Entre los crímenes de la noticia Métele duro en la cada…puño, puño, publicada en la edición del lunes 26 de noviembre de 2007 se encuentra, de manera prominente, la esquizofrenia. En 19 párrafos, la periodista, Camile Roldán Soto busca hablar de dos fenómenos distintos, no desarrolla ninguno, y acaba con un artículo digno de…bueno, de El Nuevo Día.
Claro, solo por que los temas—violencia estudiantil y la publicidad dado a sucesos como este en lugares virtuales como Youtube.com—hallan sido mal tratados por el periódico más importante del país no quiere decir que los temas carecen de importancia—todo lo opuesto. Los temas, particularmente aquel del rol del Internet y la legión de proto-reporteros que ha incubado deberían ser discutidos.

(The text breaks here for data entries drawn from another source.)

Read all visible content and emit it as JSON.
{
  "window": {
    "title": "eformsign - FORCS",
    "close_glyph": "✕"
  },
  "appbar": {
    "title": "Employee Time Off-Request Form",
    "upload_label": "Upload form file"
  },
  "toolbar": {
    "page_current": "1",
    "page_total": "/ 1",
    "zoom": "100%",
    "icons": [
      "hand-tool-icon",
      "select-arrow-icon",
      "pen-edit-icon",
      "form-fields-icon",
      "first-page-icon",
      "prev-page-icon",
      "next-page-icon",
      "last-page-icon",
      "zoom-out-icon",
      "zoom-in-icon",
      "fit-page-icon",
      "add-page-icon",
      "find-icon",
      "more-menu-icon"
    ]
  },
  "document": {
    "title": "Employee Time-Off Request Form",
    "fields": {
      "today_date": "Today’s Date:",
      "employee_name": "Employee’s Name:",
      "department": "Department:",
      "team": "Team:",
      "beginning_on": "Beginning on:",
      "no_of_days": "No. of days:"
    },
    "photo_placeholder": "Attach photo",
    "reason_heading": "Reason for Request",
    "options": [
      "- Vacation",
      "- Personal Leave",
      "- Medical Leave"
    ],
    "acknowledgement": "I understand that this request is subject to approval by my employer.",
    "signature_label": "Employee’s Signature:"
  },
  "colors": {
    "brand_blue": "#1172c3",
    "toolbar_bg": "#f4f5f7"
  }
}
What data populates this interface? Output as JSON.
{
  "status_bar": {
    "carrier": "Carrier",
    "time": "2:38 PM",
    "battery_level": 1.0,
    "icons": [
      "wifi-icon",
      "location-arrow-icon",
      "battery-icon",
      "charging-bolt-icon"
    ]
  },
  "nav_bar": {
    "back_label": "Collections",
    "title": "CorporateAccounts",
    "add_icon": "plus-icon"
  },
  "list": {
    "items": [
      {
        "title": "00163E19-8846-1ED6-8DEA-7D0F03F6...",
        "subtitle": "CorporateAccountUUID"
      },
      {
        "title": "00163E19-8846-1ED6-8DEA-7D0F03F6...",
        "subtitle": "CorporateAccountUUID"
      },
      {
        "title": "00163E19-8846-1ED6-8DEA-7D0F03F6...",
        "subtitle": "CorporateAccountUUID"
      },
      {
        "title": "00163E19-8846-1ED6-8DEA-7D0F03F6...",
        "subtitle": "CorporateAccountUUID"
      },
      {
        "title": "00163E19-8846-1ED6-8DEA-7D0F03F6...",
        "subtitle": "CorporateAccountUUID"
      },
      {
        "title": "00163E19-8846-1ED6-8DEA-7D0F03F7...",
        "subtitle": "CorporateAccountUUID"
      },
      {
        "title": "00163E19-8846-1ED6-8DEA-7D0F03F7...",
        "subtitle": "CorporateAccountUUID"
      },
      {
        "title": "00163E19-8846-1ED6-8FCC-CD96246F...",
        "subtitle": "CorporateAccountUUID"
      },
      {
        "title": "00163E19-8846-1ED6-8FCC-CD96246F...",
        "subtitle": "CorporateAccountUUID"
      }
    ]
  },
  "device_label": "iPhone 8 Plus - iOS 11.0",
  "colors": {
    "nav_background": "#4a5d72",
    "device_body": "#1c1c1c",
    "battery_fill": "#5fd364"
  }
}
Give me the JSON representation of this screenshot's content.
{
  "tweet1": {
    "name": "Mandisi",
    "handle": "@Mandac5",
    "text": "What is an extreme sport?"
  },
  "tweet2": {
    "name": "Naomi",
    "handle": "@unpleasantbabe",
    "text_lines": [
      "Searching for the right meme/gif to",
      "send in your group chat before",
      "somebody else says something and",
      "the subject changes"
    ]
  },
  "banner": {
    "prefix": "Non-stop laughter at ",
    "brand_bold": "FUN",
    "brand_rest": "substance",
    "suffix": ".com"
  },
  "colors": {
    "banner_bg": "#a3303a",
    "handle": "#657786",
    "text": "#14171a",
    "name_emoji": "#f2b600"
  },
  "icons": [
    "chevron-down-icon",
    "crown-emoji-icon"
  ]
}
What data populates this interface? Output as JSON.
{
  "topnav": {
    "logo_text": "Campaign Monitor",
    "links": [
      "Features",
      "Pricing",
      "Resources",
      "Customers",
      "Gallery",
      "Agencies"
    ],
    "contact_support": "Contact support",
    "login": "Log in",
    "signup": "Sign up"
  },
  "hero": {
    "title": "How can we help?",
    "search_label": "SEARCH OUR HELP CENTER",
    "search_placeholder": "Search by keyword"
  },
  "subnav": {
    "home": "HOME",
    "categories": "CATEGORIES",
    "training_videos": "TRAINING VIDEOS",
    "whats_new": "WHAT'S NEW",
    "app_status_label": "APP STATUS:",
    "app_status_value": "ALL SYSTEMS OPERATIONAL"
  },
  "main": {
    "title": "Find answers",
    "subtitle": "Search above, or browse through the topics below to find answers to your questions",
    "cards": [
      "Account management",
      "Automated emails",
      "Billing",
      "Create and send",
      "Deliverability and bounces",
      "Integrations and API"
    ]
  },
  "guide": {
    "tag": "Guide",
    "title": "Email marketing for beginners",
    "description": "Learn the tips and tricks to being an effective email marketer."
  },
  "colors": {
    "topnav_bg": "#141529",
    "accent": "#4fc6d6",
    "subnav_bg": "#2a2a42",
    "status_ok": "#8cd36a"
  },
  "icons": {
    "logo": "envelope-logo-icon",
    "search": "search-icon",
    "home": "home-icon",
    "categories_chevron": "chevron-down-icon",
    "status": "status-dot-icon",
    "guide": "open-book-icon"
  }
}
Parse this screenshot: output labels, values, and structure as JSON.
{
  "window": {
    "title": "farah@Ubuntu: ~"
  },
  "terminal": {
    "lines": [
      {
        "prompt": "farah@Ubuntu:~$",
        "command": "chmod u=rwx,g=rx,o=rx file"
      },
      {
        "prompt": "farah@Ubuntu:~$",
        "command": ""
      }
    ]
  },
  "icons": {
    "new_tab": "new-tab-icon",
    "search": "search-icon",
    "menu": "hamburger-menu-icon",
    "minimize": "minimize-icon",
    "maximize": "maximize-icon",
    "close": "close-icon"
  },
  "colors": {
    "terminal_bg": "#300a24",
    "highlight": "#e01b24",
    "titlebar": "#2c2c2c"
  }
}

En su libro ¿Sociedad virtual? tecnología, cybérbole, realidad, Steve Woolgar establece lo que llama sus cinco reglas de virtualidad. Estas són:
1. La aceptación y utilización de las nuevas tecnologías depende de forma crucial del contexto social local.
2. Los miedos y riesgos asociados con las nuevas tecnologías están distribuidos socialmente de forma desigual.
3. Las tecnologías virtuales son un complemento y no un sustituto de la actividad real.
4. Cuanto más virtual, más real.
5. Cuanto más global, más local.
No discutiré todas las reglas aquí; no tengo ni el interés ni el conocimiento necesario para hacerle justicia al tema. Sin embargo, quiero notar que el hecho de que el artículo del Día comprueba, por lo menos en parte, la validez de la regla numeró cuatro: “Cuanto más virtual, más real”.
La violencia estudiantil, según informa el artículo, no es un suceso exactamente raro: 1406 peleas se registraron el año pasado. Sin embargo, estas peleas ocurren en burbujas, separadas del resto de la humanidad, y por lo tanto usualmente no son un factor a aquellos no involucrados directamente.
Entra Youtube a la escena. De repente, sucesos locales obtienen distribución masiva, y la burbuja explota. El Nuevo Día lo cubre, en un artículo no muy bueno. Gracias a la iniciativa de proto-periodistas, todo el mundo puede ver por si mismo la violencia estudiantil. Lo real para pocos (las peleas), se hace virtual, (el video), se hace aún más real (el artículo), y Woolgar obtiene un poco más de evidencia para su teoría.